The author describes her experiences as a survivor of the Nazi death camp at Auschwitz during World War II.
A young German boy recounts the fate of his best friend, a Jew, during the Nazi regime.
Cornelia Hahn Oberlander, who has been a landscape architect for more than sixty years, considers her profession “the art of the possible.” The description also applies to the very way this remarkable 86-year-old has lived her life. Playing in her grandmother’s garden as a child, Cornelia absorbed the beauty and importance of the natural world and by the age of eleven had decided that she would become a landscape architect.Leaving her native Germany in the wake of Hitler’s persecution of the Jews, the teenaged Cornelia was transplanted in America, where she could pursue her dream in safety, although not without having to struggle to carve out a place for herself in the male-dominated world of her chosen profession.
This 96-page biography tells her remarkable life’s story, complete with photographs and plans for the imaginative playgrounds and the innovative museum and embassy grounds she has created around the world, and for green rooftops, her latest passion. Young readers will not only learn about the profession, but also will find inspiration in Cornelia Hahn Oberlander’s love for the natural world and the respect and concern she shows for our increasingly fragile environment.
Although the Iron Curtain is gone, the memory of the high drama, tragedy, and comedy that was life in the Soviet Union remains. It meant endless lineups in the cold — lineups enlivened by poetry and paranoia. It meant family life lived in two small rooms, but a family life that was rich in love and laughter. It meant trying to escape all-seeing eyes, especially those of the old ladies in their babushkas who guarded every courtyard.

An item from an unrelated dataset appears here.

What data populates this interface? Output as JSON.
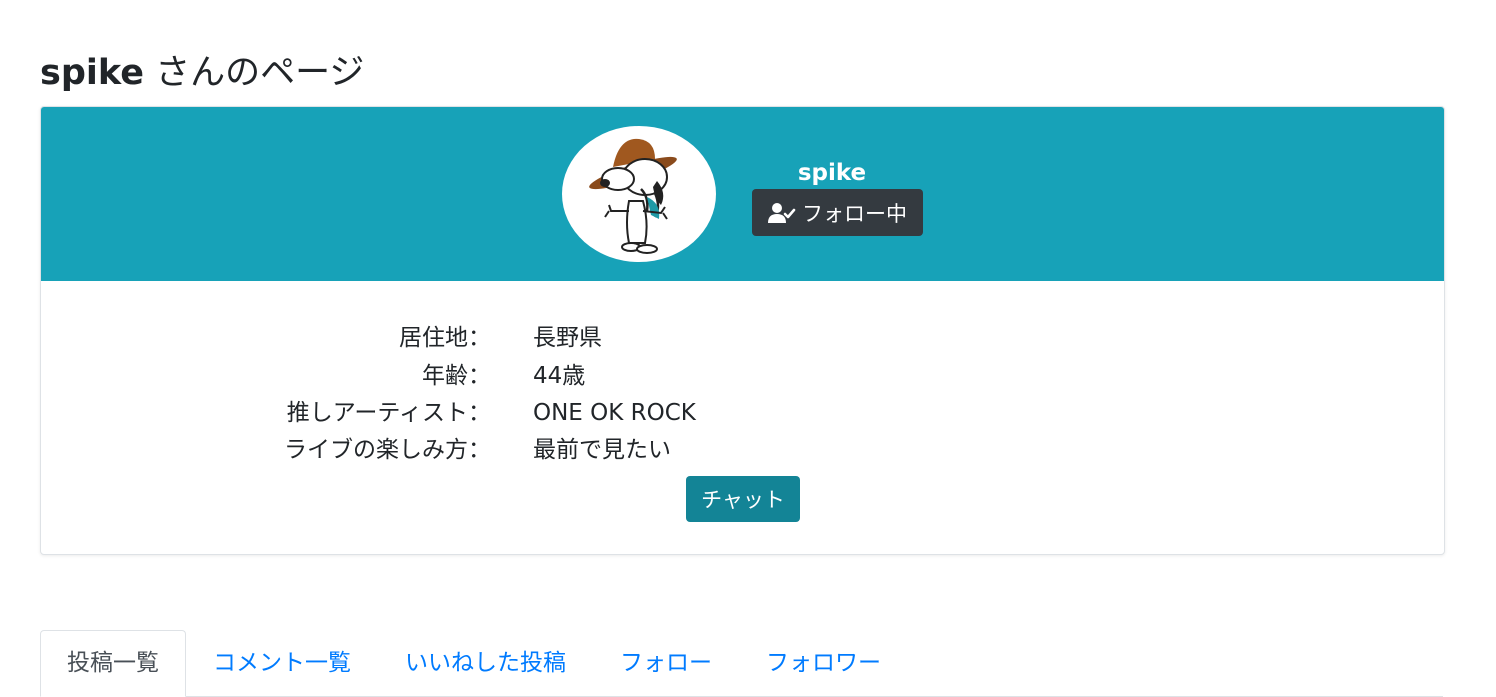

Tina Grimberg brings color and perception to a life we think of as gray, impersonal, and foreboding. She was born in Kiev and grew up feisty, bright, and funny in a tiny flat with her parents and her older sister. Her descriptions of life in that grand and beleaguered city are by turn hysterical and heartbreaking. When Tina turned fifteen, the government, desperate for foreign wheat, traded “undesireables” for food, and that meant that many Jewish families like Tina’s could leave. Until they could leave on the hair-raising journey that would eventually bring them to Indiana, she was publicly shamed and cut off, but she never lost her affectionate and clear-eyed view of her homeland. This brilliant collection of memories is an unforgettable look behind what was the Iron Curtain; at a way of life that was reality for millions of people in the twentieth century.

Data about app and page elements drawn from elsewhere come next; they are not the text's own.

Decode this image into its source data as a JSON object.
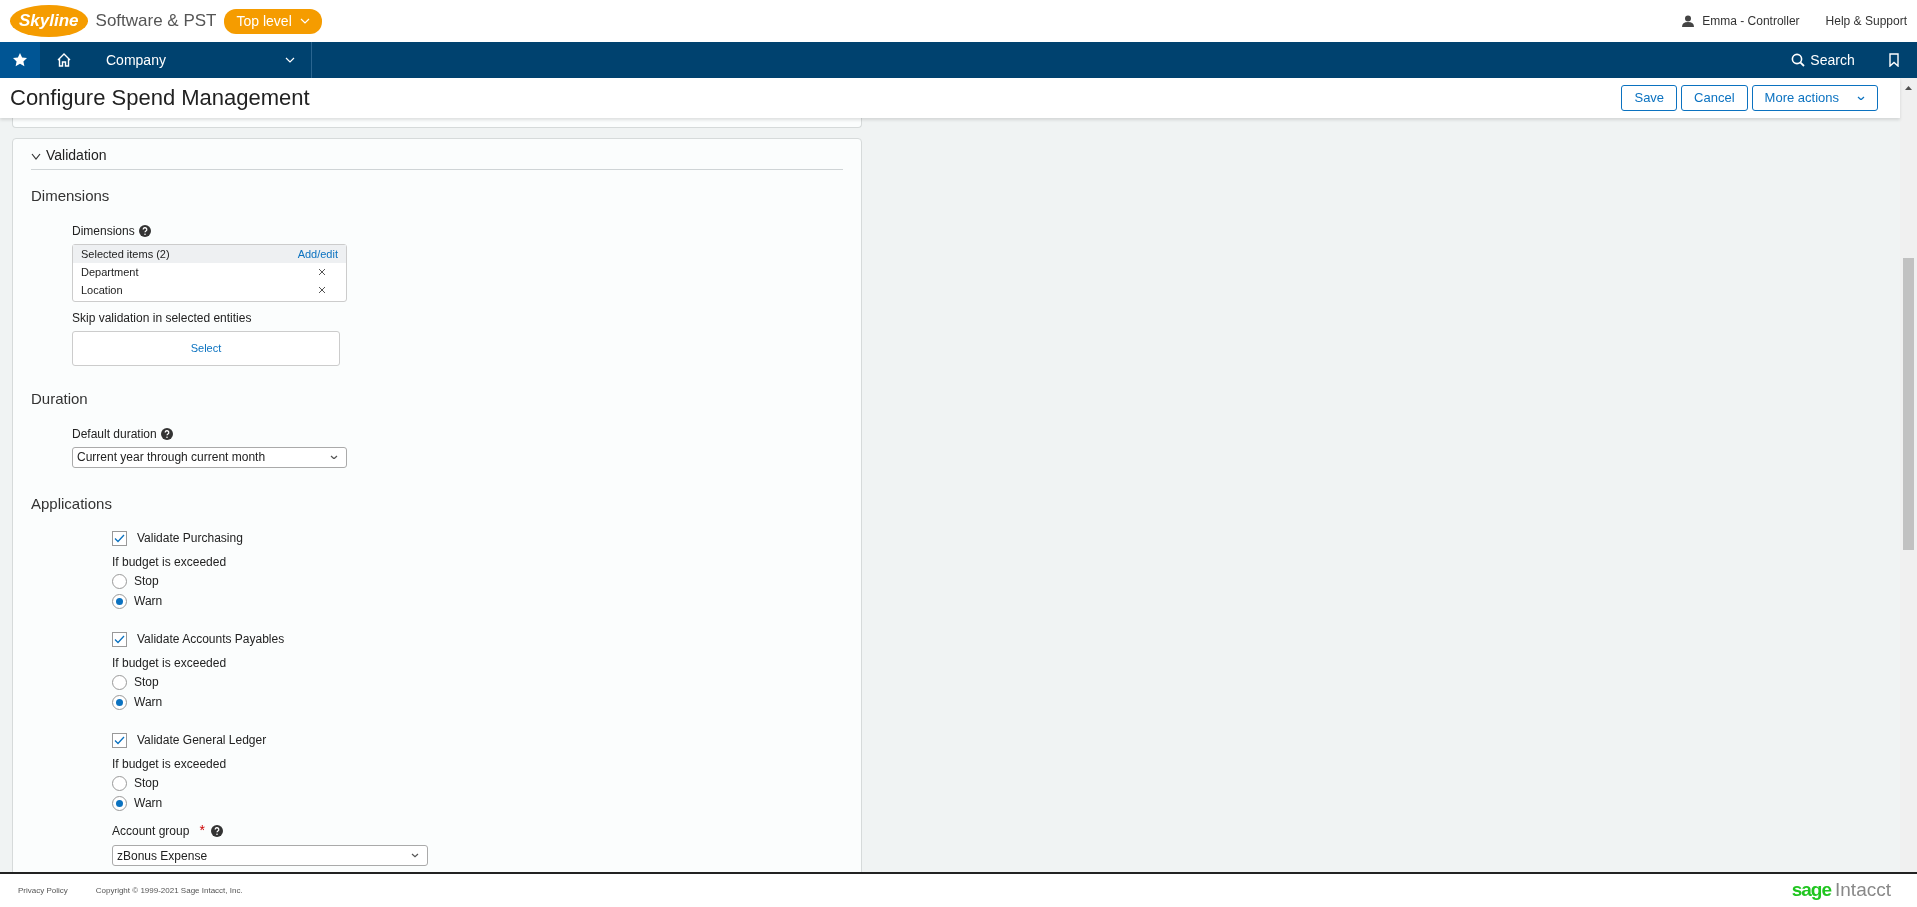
{
  "header": {
    "logo": "Skyline",
    "company": "Software & PST",
    "entity": "Top level",
    "user": "Emma - Controller",
    "help": "Help & Support"
  },
  "nav": {
    "module": "Company",
    "search": "Search"
  },
  "page": {
    "title": "Configure Spend Management",
    "actions": [
      {
        "label": "Save",
        "menu": false
      },
      {
        "label": "Cancel",
        "menu": false
      },
      {
        "label": "More actions",
        "menu": true
      }
    ]
  },
  "panel": {
    "title": "Validation",
    "expanded": true,
    "sections": [
      {
        "title": "Dimensions",
        "fields": [
          {
            "kind": "multiselect",
            "label": "Dimensions",
            "help": true,
            "header": "Selected items (2)",
            "action": "Add/edit",
            "items": [
              "Department",
              "Location"
            ]
          },
          {
            "kind": "picker",
            "label": "Skip validation in selected entities",
            "button": "Select"
          }
        ]
      },
      {
        "title": "Duration",
        "fields": [
          {
            "kind": "select",
            "label": "Default duration",
            "help": true,
            "value": "Current year through current month"
          }
        ]
      },
      {
        "title": "Applications",
        "fields": [
          {
            "kind": "checkgroup",
            "label": "Validate Purchasing",
            "checked": true,
            "question": "If budget is exceeded",
            "options": [
              {
                "label": "Stop",
                "selected": false
              },
              {
                "label": "Warn",
                "selected": true
              }
            ]
          },
          {
            "kind": "checkgroup",
            "label": "Validate Accounts Payables",
            "checked": true,
            "question": "If budget is exceeded",
            "options": [
              {
                "label": "Stop",
                "selected": false
              },
              {
                "label": "Warn",
                "selected": true
              }
            ]
          },
          {
            "kind": "checkgroup",
            "label": "Validate General Ledger",
            "checked": true,
            "question": "If budget is exceeded",
            "options": [
              {
                "label": "Stop",
                "selected": false
              },
              {
                "label": "Warn",
                "selected": true
              }
            ]
          },
          {
            "kind": "select",
            "label": "Account group",
            "required_mark": "*",
            "help": true,
            "value": "zBonus Expense"
          }
        ]
      }
    ]
  },
  "footer": {
    "link": "Privacy Policy",
    "copyright": "Copyright © 1999-2021 Sage Intacct, Inc.",
    "brand": {
      "primary": "sage",
      "secondary": "Intacct"
    }
  }
}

Susie Weksler was only eight in 1941 when Hitler’s forces invaded her Lithuanian city of Vilnius, a great center for Jewish learning and culture. Soon her family would face hunger and fear in the Jewish ghetto – but worse was to come. When the ghetto was liquidated, some Jews were selected for forced labor camps; the rest were killed. Susie would live – because of the courage and ingenuity of her mother. It was her mother who carried Susie, hidden in a backpack, to the group destined for the labor camps; who disguised her as an adult in makeup and turban to fool the camp guards; who fed her body and soul through gruesome conditions in three concentration camps and a winter “death march”; who showed her the power of the human spirit to endure.